evicted) from office. The State Guard endured attacks
by federal forces and ultimately, Claiborne Jackson and his
State Guard troops were chased to southwest Missouri. The
Battle of Wilson’s Creek, near Springfield, was the
first battle in which Missourians sought formal help from
the CSA. With more than 2,300 Union casualties, one of whom
was Lyon, the Confederate Army won the battle. But they were
too disorganized and ill-equipped to pursue the retreating
Union regiments, and Price soon began a withdrawal of State
Guard units from Missouri.
Missouri endured a trying period of bushwhacking guerrilla
warfare from 1862 to 1864, which often pitted neighbor-against-neighbor.
During this time, small regiments of troops from both sides
were stationed throughout the state, including Fort
Davidson at Pilot Knob, a Union fort, and nearby
which is believed to have been built and occupied in 1863.
It is believed that the Union 13th Cavalry was camped at the
village of Barnesville. This was known as a picket, meaning
their main camp was elsewhere other than the fort. A small
group of soldiers would have been placed at the fort for guard
duty while the others were busy carrying out raids to keep
control of this area and the extremely crucial military trail
to Pilot Knob. The Confederates desperately wanted
to regain control of this area and the trail to Pilot Knob.
There is not much recorded history on the fort at Barnesville
(near present-day Ellington). It was discovered in 1997,
and although there is no evidence of a battle there, through
the diligence of a local historian, Gerald Angel, Fort

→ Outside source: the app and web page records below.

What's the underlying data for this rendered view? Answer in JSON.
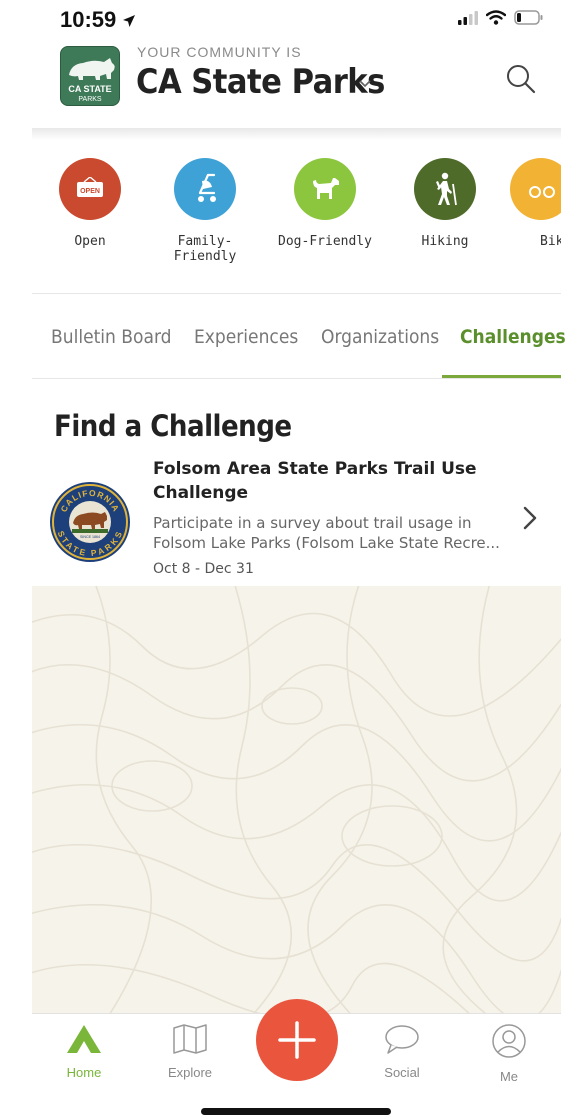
{
  "status_bar": {
    "time": "10:59",
    "icons": [
      "location-arrow-icon",
      "signal-icon",
      "wifi-icon",
      "battery-icon"
    ]
  },
  "header": {
    "logo": {
      "line1": "CA STATE",
      "line2": "PARKS"
    },
    "community_label": "YOUR COMMUNITY IS",
    "community_name": "CA State Parks"
  },
  "categories": [
    {
      "label": "Open",
      "icon": "open-sign-icon",
      "color": "#c94a2e",
      "badge": "OPEN"
    },
    {
      "label": "Family-Friendly",
      "icon": "stroller-icon",
      "color": "#3ea2d6"
    },
    {
      "label": "Dog-Friendly",
      "icon": "dog-icon",
      "color": "#8cc63f"
    },
    {
      "label": "Hiking",
      "icon": "hiker-icon",
      "color": "#4f6b2a"
    },
    {
      "label": "Bik",
      "icon": "bike-icon",
      "color": "#f2b233"
    }
  ],
  "tabs": [
    {
      "label": "Bulletin Board",
      "active": false
    },
    {
      "label": "Experiences",
      "active": false
    },
    {
      "label": "Organizations",
      "active": false
    },
    {
      "label": "Challenges",
      "active": true
    }
  ],
  "section_title": "Find a Challenge",
  "challenge": {
    "title": "Folsom Area State Parks Trail Use Challenge",
    "description_line1": "Participate in a survey about trail usage in",
    "description_line2": "Folsom Lake Parks (Folsom Lake State Recre...",
    "dates": "Oct 8 - Dec 31",
    "seal": {
      "top_text": "CALIFORNIA",
      "bottom_text": "STATE PARKS",
      "since": "SINCE 1864"
    }
  },
  "bottom_nav": [
    {
      "label": "Home",
      "icon": "home-triangle-icon",
      "active": true
    },
    {
      "label": "Explore",
      "icon": "map-icon",
      "active": false
    },
    {
      "label": "",
      "icon": "plus-icon",
      "active": false
    },
    {
      "label": "Social",
      "icon": "chat-bubble-icon",
      "active": false
    },
    {
      "label": "Me",
      "icon": "user-icon",
      "active": false
    }
  ],
  "colors": {
    "accent_green": "#7ab63a",
    "create_button": "#e9553d",
    "map_background": "#f6f3ea"
  }
}
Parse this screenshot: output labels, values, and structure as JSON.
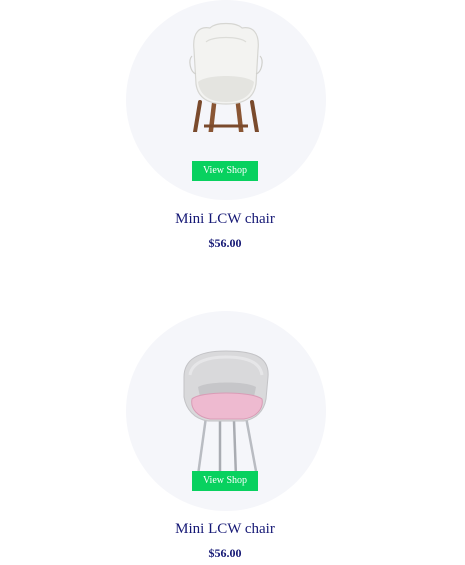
{
  "products": [
    {
      "name": "Mini LCW chair",
      "price": "$56.00",
      "button_label": "View Shop",
      "image": "white-shell-chair-wooden-legs"
    },
    {
      "name": "Mini LCW chair",
      "price": "$56.00",
      "button_label": "View Shop",
      "image": "grey-upholstered-chair-pink-cushion"
    }
  ],
  "colors": {
    "circle_bg": "#f5f6fa",
    "button_bg": "#08d15f",
    "text": "#151875"
  }
}
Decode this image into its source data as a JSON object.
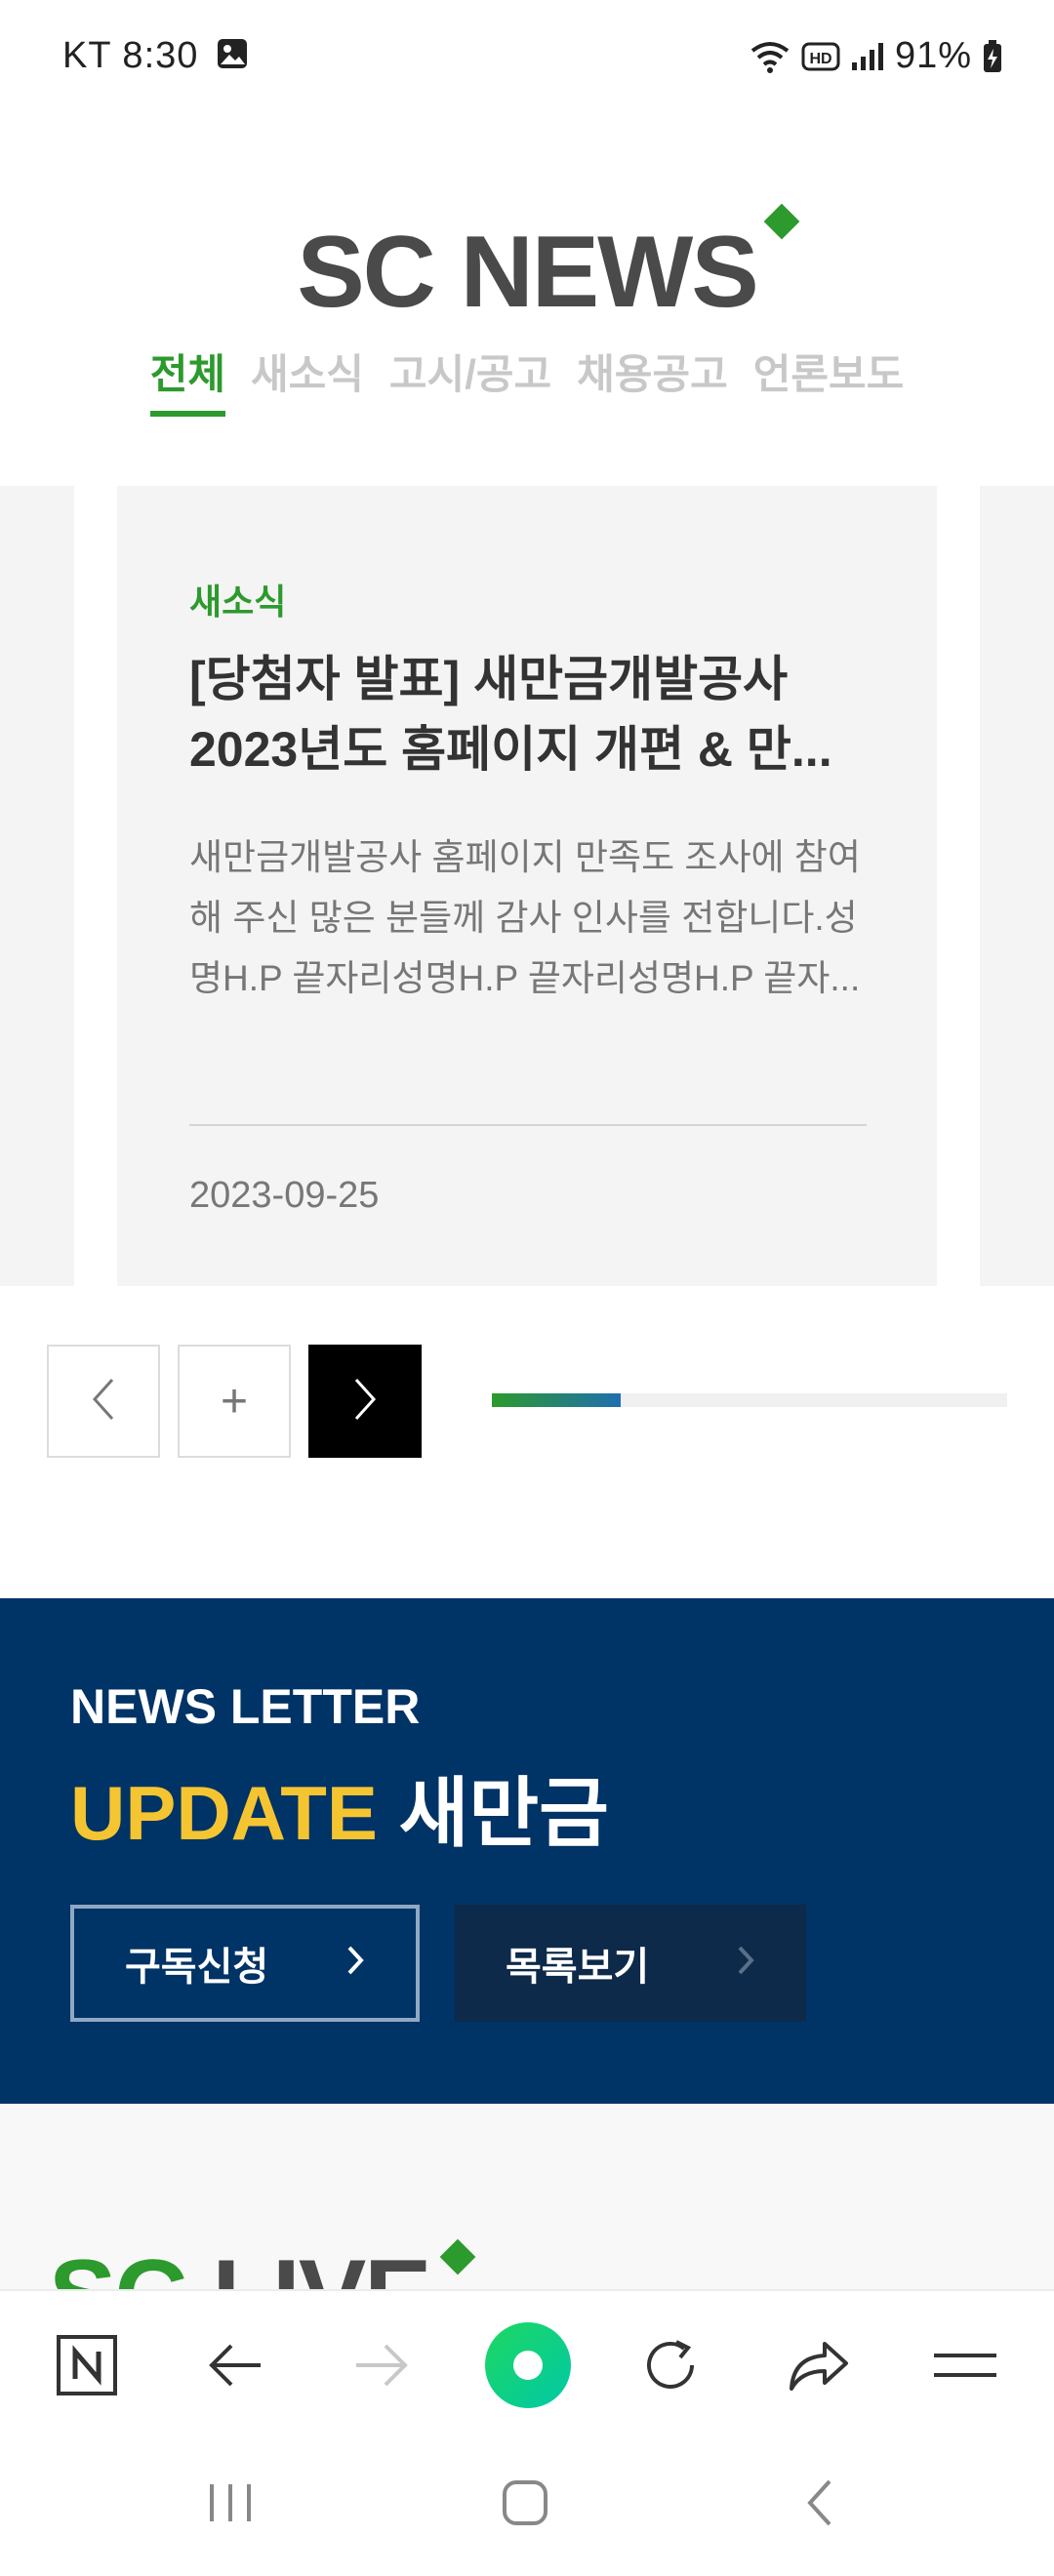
{
  "status_bar": {
    "carrier_time": "KT 8:30",
    "battery": "91%"
  },
  "news": {
    "title": "SC NEWS",
    "tabs": [
      {
        "label": "전체",
        "active": true
      },
      {
        "label": "새소식",
        "active": false
      },
      {
        "label": "고시/공고",
        "active": false
      },
      {
        "label": "채용공고",
        "active": false
      },
      {
        "label": "언론보도",
        "active": false
      }
    ],
    "card": {
      "category": "새소식",
      "title": "[당첨자 발표] 새만금개발공사 2023년도 홈페이지 개편 & 만...",
      "description": "새만금개발공사 홈페이지 만족도 조사에 참여해 주신 많은 분들께 감사 인사를 전합니다.성명H.P 끝자리성명H.P 끝자리성명H.P 끝자...",
      "date": "2023-09-25"
    },
    "controls": {
      "plus": "+"
    },
    "progress": 0.25
  },
  "newsletter": {
    "label": "NEWS LETTER",
    "headline_accent": "UPDATE",
    "headline_rest": "새만금",
    "subscribe_label": "구독신청",
    "list_label": "목록보기"
  },
  "live": {
    "title_sc": "SC",
    "title_rest": "LIVE"
  },
  "colors": {
    "accent_green": "#2c9a2c",
    "newsletter_bg": "#003366",
    "update_yellow": "#f5c531"
  }
}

Barnesville was added to the National Register of Historic
Places in 1998 and is
on the civil war tour of our region. For more on Fort
Barnesville, **see below.
Although, or perhaps because, the Confederacy was clearly
losing the war, in 1864 Price renewed his attempt to put Missouri
under Confederate control by reassembling the Missouri Guard.
Unfortunately for the Confederacy, and for Price, he was unable
to repeat the victorious streak he had in 1861. Price’s
Raid began in the southeastern portion of the state where
he advanced northward to the end of the St. Louis and Iron
Mountain Railroad at Pilot Knob, in the Arcadia Valley.
There he attempted to defeat the army at Fort
Davidson in the Battle of Pilot Knob, He lost
nearly 1000 men, and ultimately, the battle. From there he
struck northward where he found St. Louis to be too heavily
fortified with Union troops and set out westward, parallel
with the Missouri River. The Federal soldiers attempted to
stop his advance—resulting in some minor and major skirmishes—The
advance culminated in the Battle of Westport (in present-day
Kansas City) and the defeat of the Southern army.
Since Missouri never actually seceded from the Union, it wasn’t
forced to suffer the worst aspects of Reconstruction, and
Democrats, who had been pro-slavery prior to the war, returned
to being the dominant power in the state by 1873.